When you do return home, make sure you take necessary precautions to keep your family safe. Stay away from any dangling power lines, and do not drink water from your home faucets until assured by local authorities that it is safe to do so. Caution everybody to stay away from debris and standing water.
In addition, if any of your property has been damaged by a hurricane or tropical storm, you need to contact your insurance company as soon as possible to get started on filing a claim. Take pictures of all damage and write descriptions of the damaged property, including type of item, purchase price, and place of purchase, so you have a visual and written record.
The more information you can provide and the sooner you start working with your insurance company, the better off you will be. Delays in repairing your home can, unfortunately, lead to further damage from flooding or mold. If your insurance company’s delays or negligence results in problems such as these, you may need to work with an Orlando hurricane damage attorney to get compensated for the additional damage.
Because insurance companies notoriously deny legitimate hurricane damage claims and do not cover repair costs that should be covered, consider talking with an experienced hurricane damage attorney about your hurricane damage as soon as possible after the storm.
The trusted homeowners’ insurance attorneys at Malik Law want to help you understand your rights and get compensated fairly for all damages. We know how destructive and devastating hurricane and tropical storm damage can be, and we want to make sure you’re treated with dignity and compensated fairly for the damages you’ve endured.

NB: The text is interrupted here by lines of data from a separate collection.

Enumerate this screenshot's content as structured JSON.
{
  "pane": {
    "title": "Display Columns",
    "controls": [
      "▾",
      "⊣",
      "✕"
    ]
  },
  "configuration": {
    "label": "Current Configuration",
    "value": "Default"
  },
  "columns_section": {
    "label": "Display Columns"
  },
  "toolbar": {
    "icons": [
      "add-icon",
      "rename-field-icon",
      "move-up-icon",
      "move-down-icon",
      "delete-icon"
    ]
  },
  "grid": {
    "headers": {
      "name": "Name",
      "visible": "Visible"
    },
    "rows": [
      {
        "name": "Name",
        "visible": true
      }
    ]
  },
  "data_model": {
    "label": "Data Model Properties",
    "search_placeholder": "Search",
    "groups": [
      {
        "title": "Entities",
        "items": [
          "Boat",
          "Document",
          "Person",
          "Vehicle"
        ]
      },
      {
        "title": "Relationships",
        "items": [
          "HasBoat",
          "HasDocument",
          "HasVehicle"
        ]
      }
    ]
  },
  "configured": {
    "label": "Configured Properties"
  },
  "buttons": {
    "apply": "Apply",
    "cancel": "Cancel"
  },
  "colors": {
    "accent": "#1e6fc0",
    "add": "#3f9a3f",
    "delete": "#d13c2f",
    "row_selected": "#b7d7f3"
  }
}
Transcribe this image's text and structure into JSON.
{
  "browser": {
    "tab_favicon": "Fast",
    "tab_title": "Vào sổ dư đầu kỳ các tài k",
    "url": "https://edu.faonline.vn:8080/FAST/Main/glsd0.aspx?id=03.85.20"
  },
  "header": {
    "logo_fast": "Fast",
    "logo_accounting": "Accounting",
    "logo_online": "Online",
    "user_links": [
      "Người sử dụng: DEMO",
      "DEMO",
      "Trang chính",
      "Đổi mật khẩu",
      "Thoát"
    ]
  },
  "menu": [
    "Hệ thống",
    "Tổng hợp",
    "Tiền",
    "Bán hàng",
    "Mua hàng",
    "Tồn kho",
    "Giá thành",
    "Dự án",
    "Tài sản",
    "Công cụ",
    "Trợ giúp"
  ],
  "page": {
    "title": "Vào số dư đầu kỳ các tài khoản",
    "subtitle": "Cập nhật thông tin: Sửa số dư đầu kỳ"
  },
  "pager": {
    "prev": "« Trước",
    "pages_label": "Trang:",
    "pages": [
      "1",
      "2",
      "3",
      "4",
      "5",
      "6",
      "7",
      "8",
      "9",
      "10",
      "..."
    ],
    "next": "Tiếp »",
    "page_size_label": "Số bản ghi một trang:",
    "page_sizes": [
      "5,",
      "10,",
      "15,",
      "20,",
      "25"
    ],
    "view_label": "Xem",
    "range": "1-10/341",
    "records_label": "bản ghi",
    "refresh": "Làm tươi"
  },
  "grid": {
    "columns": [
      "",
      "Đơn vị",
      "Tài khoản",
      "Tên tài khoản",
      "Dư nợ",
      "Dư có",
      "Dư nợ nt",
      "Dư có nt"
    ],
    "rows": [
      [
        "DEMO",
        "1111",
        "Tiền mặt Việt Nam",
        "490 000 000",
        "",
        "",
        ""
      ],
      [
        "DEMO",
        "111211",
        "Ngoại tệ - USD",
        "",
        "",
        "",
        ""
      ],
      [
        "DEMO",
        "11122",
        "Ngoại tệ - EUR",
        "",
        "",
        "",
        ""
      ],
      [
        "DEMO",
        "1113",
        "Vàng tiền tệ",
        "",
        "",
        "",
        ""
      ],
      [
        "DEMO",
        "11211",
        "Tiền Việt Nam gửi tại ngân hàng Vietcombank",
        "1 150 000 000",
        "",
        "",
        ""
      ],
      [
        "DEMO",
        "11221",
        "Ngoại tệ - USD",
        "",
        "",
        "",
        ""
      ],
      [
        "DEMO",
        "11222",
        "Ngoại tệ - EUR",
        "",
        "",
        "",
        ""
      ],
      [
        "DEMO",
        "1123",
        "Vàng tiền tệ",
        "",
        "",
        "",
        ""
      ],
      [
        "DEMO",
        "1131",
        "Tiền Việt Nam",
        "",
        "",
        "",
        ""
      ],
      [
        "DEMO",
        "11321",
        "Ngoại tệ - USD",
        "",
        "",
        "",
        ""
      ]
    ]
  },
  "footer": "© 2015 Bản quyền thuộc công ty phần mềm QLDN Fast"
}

Call us today at 407-500-1000 or contact us online to talk with an experienced hurricane damage attorney who is committed to fighting for your rights.
American Red Cross. (2009). “Be Red Cross Ready: Hurricane Safety Checklist.” https://www.redcross.org/images/MEDIA_CustomProductCatalog/m4340160_Hurricane.pdf
U.S. Department of Homeland Security. “Hurricanes.” https://www.ready.gov/hurricanes